What is Divorce Mediation?
When you hear the word mediation in today’s world you probably first think in terms of disputes in business, partnerships, governments or even disputes between family members. You may not be as familiar with Divorce Mediation – an alternative dispute resolution of settling a divorce that can be a much healthier approach than the traditional adversarial litigation route we have become accustom to when dissolving a marriage.
Mediation offers significant advantages to divorcing couples who have the courage to dialogue with each other regarding conflicts and mutual interests as they define what is “fair” as they negotiate their own settlement. The couple collaborates and each gives up the option of blaming attorneys or judges for imposing an unfair settlement upon them because THEY held the power to create their settlement. The process helps a couple to put their divorce pieces in perspective as they make choices about their future and their family’s future.
Benefits of Mediation:
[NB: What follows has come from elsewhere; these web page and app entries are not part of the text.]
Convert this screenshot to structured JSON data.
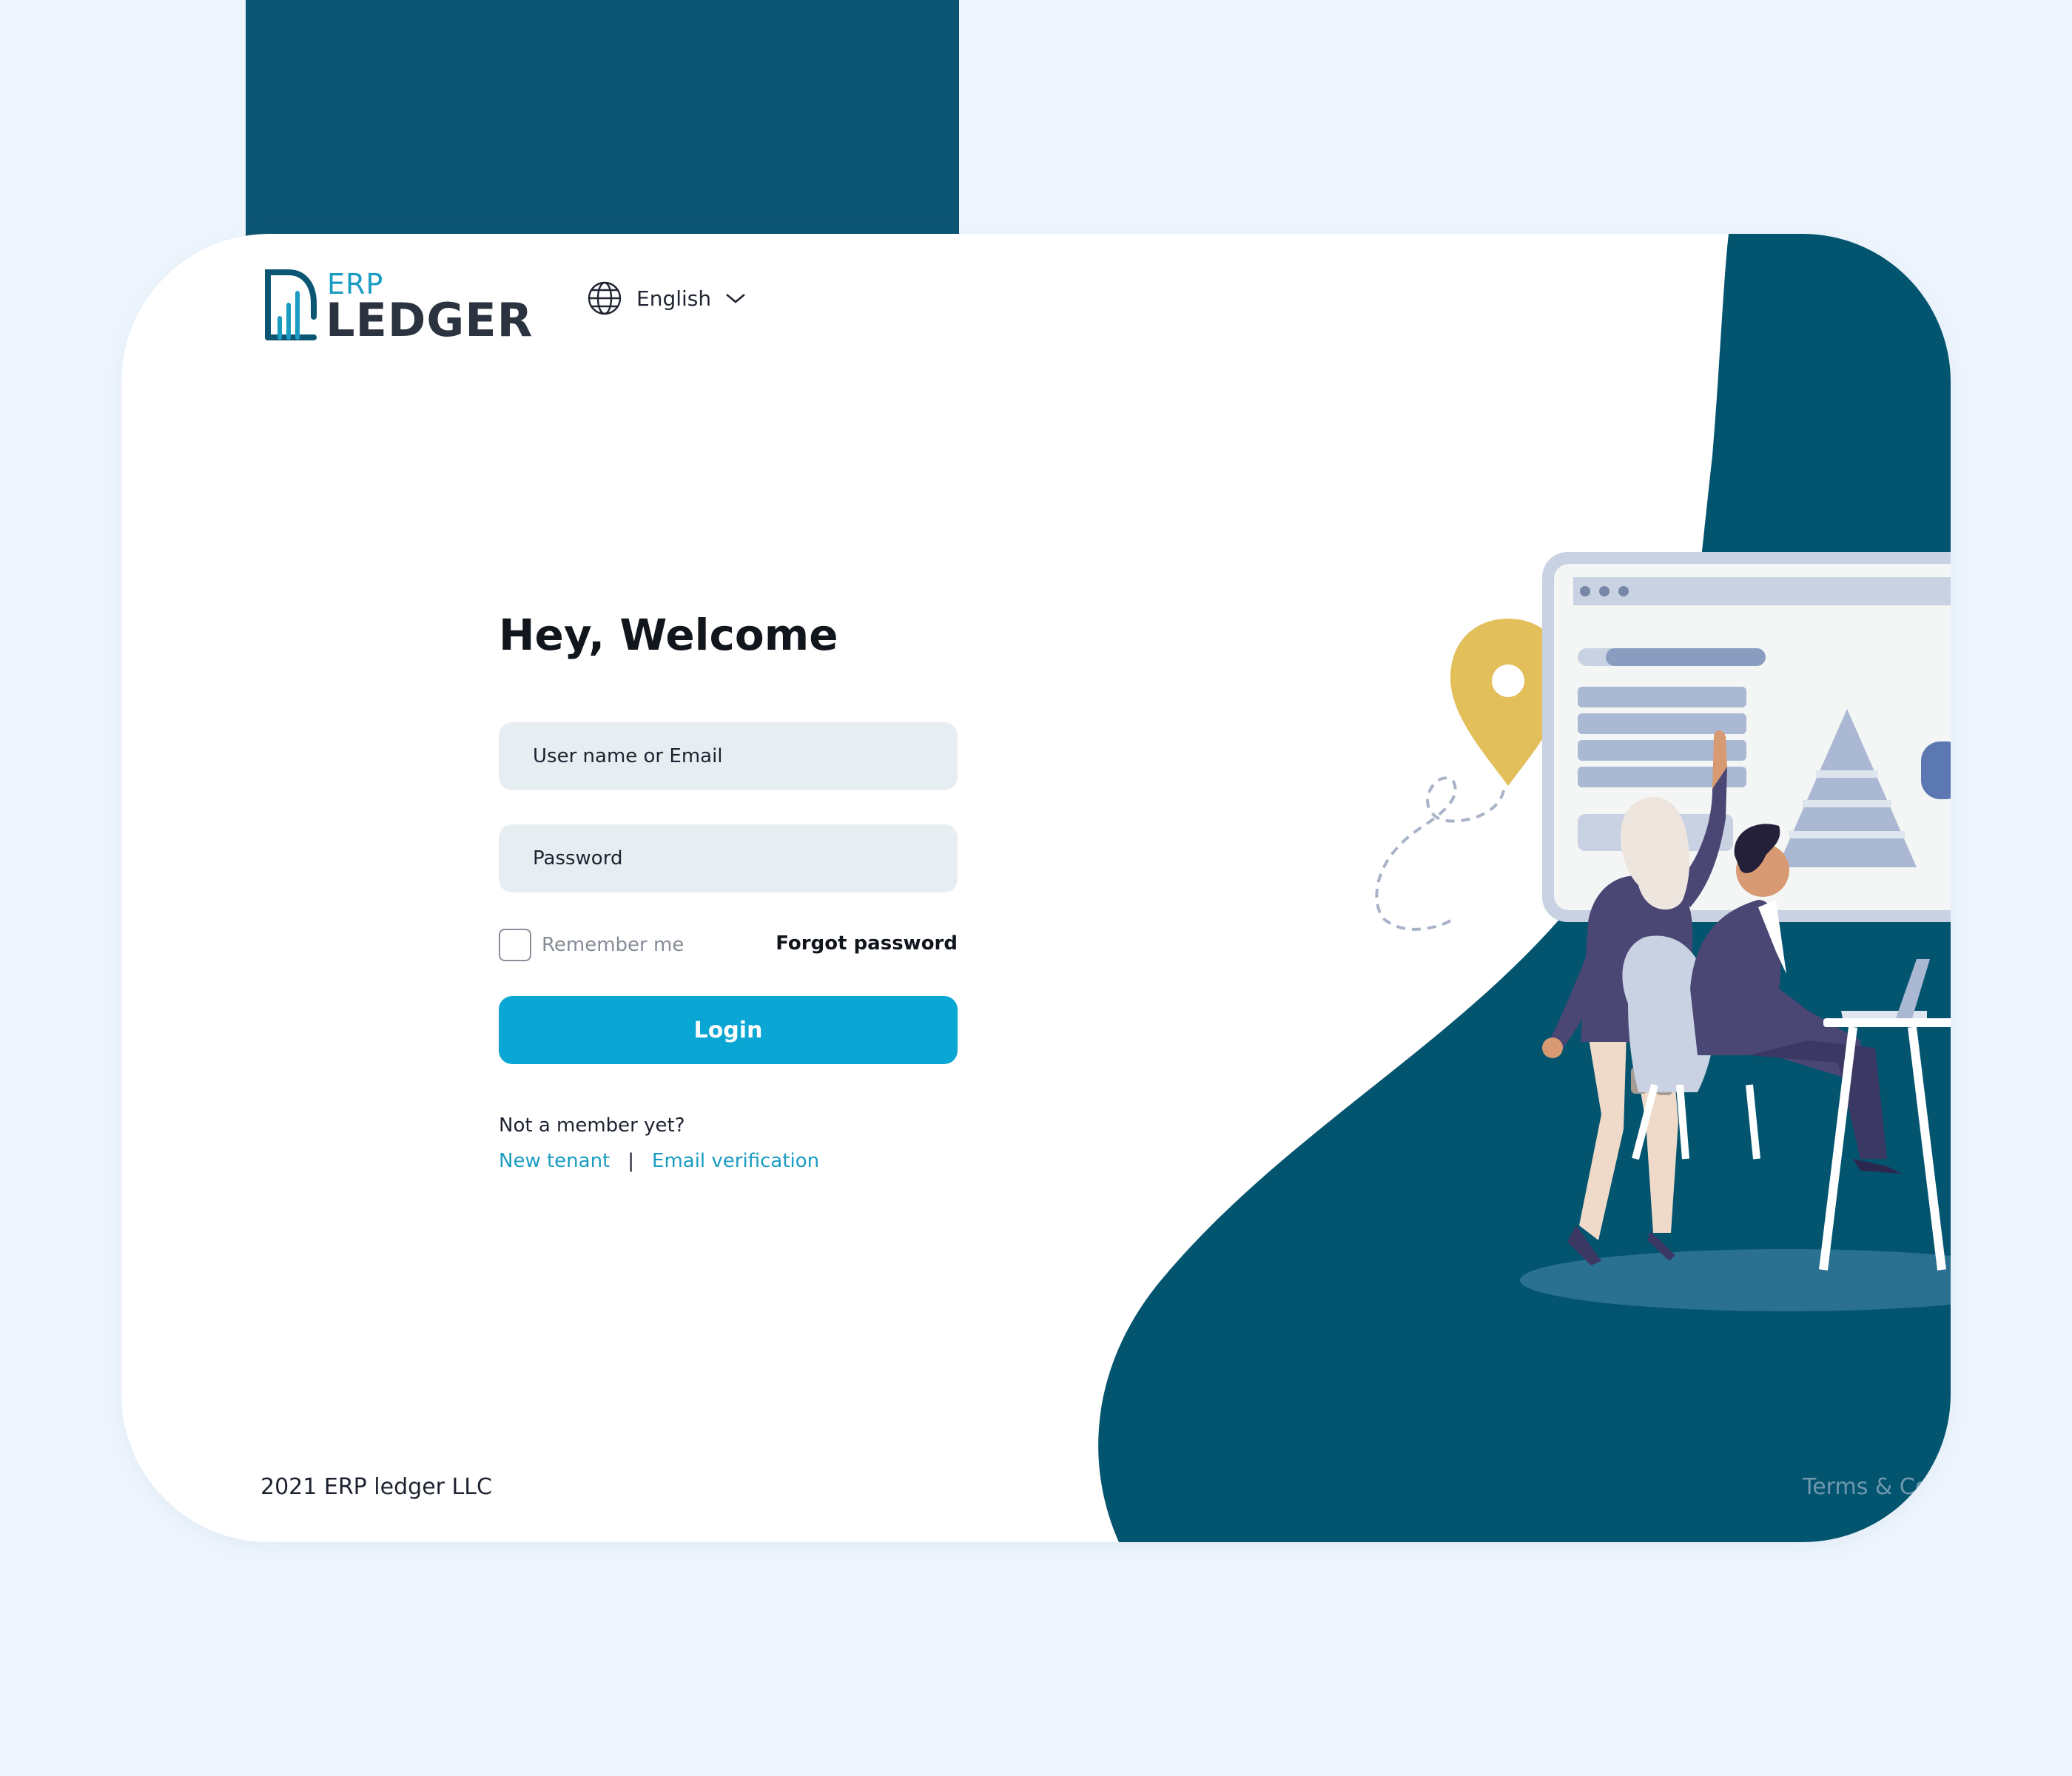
{
  "brand": {
    "erp": "ERP",
    "ledger": "LEDGER"
  },
  "language": {
    "selected": "English",
    "icon": "globe-icon",
    "caret_icon": "chevron-down-icon"
  },
  "login": {
    "heading": "Hey, Welcome",
    "username_placeholder": "User name or Email",
    "password_placeholder": "Password",
    "remember_label": "Remember me",
    "forgot_label": "Forgot password",
    "submit_label": "Login"
  },
  "signup": {
    "prompt": "Not a member yet?",
    "new_tenant": "New tenant",
    "separator": "|",
    "email_verification": "Email verification"
  },
  "footer": {
    "copyright": "2021 ERP ledger LLC",
    "terms": "Terms & Co"
  },
  "colors": {
    "primary": "#0aa6d4",
    "brand_dark": "#0c5573",
    "illustration_bg": "#03546f",
    "page_bg": "#eef5fd",
    "accent_yellow": "#e2bf5b"
  }
}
The bottom-line is that Divorce is never easy on a family, but the use of mediation, rather than the adversarial litigation process, can enable couples to approach a divorce from the values of their faith and a family-oriented perspective. The couple can make healthier decisions as they construct plans together for their finances and parenting after divorce.
- Mediation keeps parties OUT of court!
- Expeditious – people save time and reach a quicker resolution by finding common ground and interests regarding their issues and needs.
- Cost-effective – it costs far less than expensive drawn out courtroom litigation. The cost is far less emotionally, physically, financially and spiritually.
- Flexible – the parties agree to follow their own schedule.
- Non-confrontational – parties can maintain a relationship through mutual compromise.
What are the typical steps in Mediation?
- the parties agree to voluntarily attend mediation and agree to try to cooperate in solving their issues
- a preliminary meeting (or telephone discussion) is held to discuss whether mediation would be helpful in your divorce
- there will be strict confidentiality honored during the process
- listening and talking to each other, sharing information, and considering each other’s perspective is key to resolution
- review the facts and issues involved
- exchange views/or proposals
- separate meetings between the mediator and each party if requested (i.e., private caucus)
- develop and agree to a voluntary and informed settlement
- send the Memorandum of Agreement to your own attorney for review and/or have an attorney draft appropriate legal documents
If parties choose mediation, do they still need a lawyer?
Lawyer participation is generally not necessary in most mediations. This is because the parties are trying to work together to resolve their issues – not trying to convince a judge or arbitrator of their point of view – and because mediation rules are more flexible. It is always recommended for disputing divorce parties to consult with an attorney to discuss their legal consequences of possible settlement terms and their legal rights. A mediator does NOT provide legal advice, financial advice or therapeutic advice.
Divorce Mediation is a very effective way to dissolve a marriage contract without becoming adversarials. You may not have done the marriage well, but you can do the divorce better – so you, your spouse and children can begin healing and moving on. In future blog posts I will write about Christian Divorce Mediation and how mediation may be more beneficial children than other dispute resolution processes.